-- BRIEF --
An exact, complete copy of the entries below is required, minus any pictures.

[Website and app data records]

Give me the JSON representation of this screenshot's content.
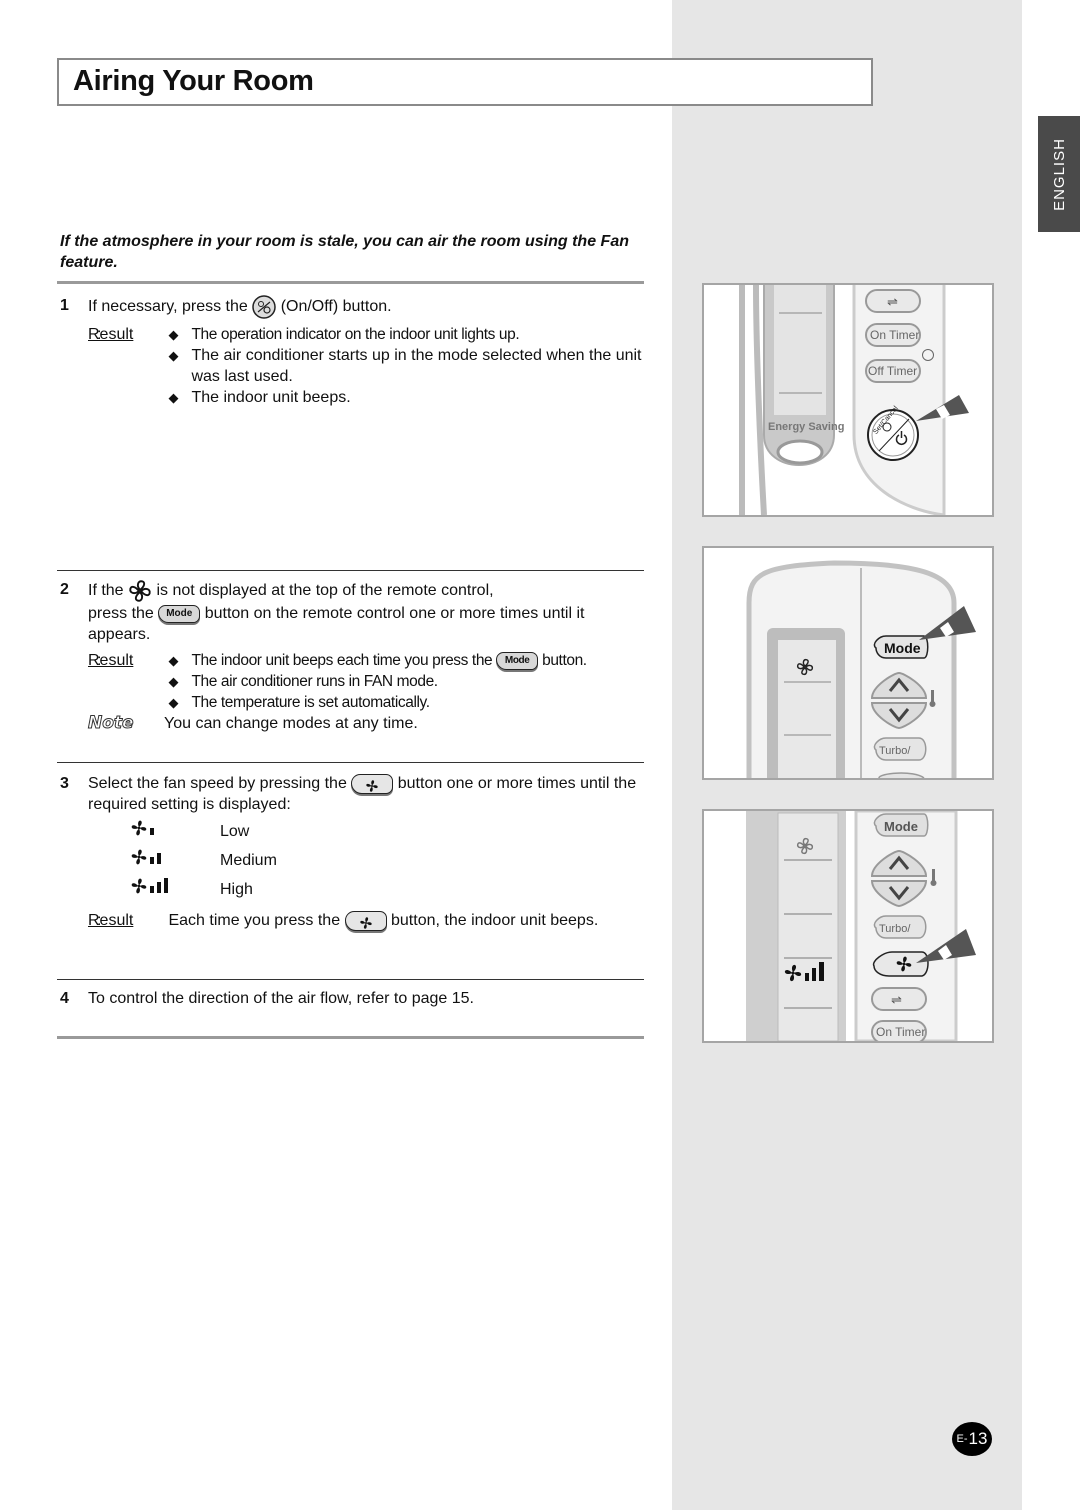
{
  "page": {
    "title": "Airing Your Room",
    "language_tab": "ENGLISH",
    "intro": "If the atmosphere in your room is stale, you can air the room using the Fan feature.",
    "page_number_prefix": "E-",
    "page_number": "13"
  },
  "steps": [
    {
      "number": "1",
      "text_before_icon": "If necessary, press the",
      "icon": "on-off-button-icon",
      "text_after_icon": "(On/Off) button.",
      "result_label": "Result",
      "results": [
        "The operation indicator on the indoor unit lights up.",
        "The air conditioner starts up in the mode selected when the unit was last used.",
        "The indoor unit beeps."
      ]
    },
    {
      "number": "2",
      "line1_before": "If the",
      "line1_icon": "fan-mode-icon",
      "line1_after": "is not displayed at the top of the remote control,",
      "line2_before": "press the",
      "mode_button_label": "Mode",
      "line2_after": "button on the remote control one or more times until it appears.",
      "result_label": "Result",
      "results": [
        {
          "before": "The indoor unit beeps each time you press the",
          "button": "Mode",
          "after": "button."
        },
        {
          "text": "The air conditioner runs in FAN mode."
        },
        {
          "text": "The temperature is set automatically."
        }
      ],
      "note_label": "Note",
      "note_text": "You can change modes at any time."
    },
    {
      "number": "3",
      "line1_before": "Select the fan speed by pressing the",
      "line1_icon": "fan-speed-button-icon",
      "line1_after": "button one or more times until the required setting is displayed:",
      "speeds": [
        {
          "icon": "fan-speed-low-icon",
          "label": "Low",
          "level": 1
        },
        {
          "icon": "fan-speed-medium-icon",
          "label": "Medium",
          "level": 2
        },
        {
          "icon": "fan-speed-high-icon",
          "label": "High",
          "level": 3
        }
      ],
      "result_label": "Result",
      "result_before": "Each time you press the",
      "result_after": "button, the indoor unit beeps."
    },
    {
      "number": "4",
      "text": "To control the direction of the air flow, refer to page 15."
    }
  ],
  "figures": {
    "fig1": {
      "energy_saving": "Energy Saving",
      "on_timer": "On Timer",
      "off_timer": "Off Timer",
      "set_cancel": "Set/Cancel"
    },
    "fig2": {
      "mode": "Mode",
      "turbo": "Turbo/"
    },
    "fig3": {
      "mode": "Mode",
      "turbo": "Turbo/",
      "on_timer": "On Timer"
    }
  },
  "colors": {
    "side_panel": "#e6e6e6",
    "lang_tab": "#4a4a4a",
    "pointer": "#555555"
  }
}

-- ANSWER BOX --
Give me the JSON representation of this screenshot's content.
{
  "page": {
    "title": "Airing Your Room",
    "language_tab": "ENGLISH",
    "intro": "If the atmosphere in your room is stale, you can air the room using the Fan feature.",
    "page_number_prefix": "E-",
    "page_number": "13"
  },
  "steps": [
    {
      "number": "1",
      "text_before_icon": "If necessary, press the",
      "icon": "on-off-button-icon",
      "text_after_icon": "(On/Off) button.",
      "result_label": "Result",
      "results": [
        "The operation indicator on the indoor unit lights up.",
        "The air conditioner starts up in the mode selected when the unit was last used.",
        "The indoor unit beeps."
      ]
    },
    {
      "number": "2",
      "line1_before": "If the",
      "line1_icon": "fan-mode-icon",
      "line1_after": "is not displayed at the top of the remote control,",
      "line2_before": "press the",
      "mode_button_label": "Mode",
      "line2_after": "button on the remote control one or more times until it appears.",
      "result_label": "Result",
      "results": [
        {
          "before": "The indoor unit beeps each time you press the",
          "button": "Mode",
          "after": "button."
        },
        {
          "text": "The air conditioner runs in FAN mode."
        },
        {
          "text": "The temperature is set automatically."
        }
      ],
      "note_label": "Note",
      "note_text": "You can change modes at any time."
    },
    {
      "number": "3",
      "line1_before": "Select the fan speed by pressing the",
      "line1_icon": "fan-speed-button-icon",
      "line1_after": "button one or more times until the required setting is displayed:",
      "speeds": [
        {
          "icon": "fan-speed-low-icon",
          "label": "Low",
          "level": 1
        },
        {
          "icon": "fan-speed-medium-icon",
          "label": "Medium",
          "level": 2
        },
        {
          "icon": "fan-speed-high-icon",
          "label": "High",
          "level": 3
        }
      ],
      "result_label": "Result",
      "result_before": "Each time you press the",
      "result_after": "button, the indoor unit beeps."
    },
    {
      "number": "4",
      "text": "To control the direction of the air flow, refer to page 15."
    }
  ],
  "figures": {
    "fig1": {
      "energy_saving": "Energy Saving",
      "on_timer": "On Timer",
      "off_timer": "Off Timer",
      "set_cancel": "Set/Cancel"
    },
    "fig2": {
      "mode": "Mode",
      "turbo": "Turbo/"
    },
    "fig3": {
      "mode": "Mode",
      "turbo": "Turbo/",
      "on_timer": "On Timer"
    }
  },
  "colors": {
    "side_panel": "#e6e6e6",
    "lang_tab": "#4a4a4a",
    "pointer": "#555555"
  }
}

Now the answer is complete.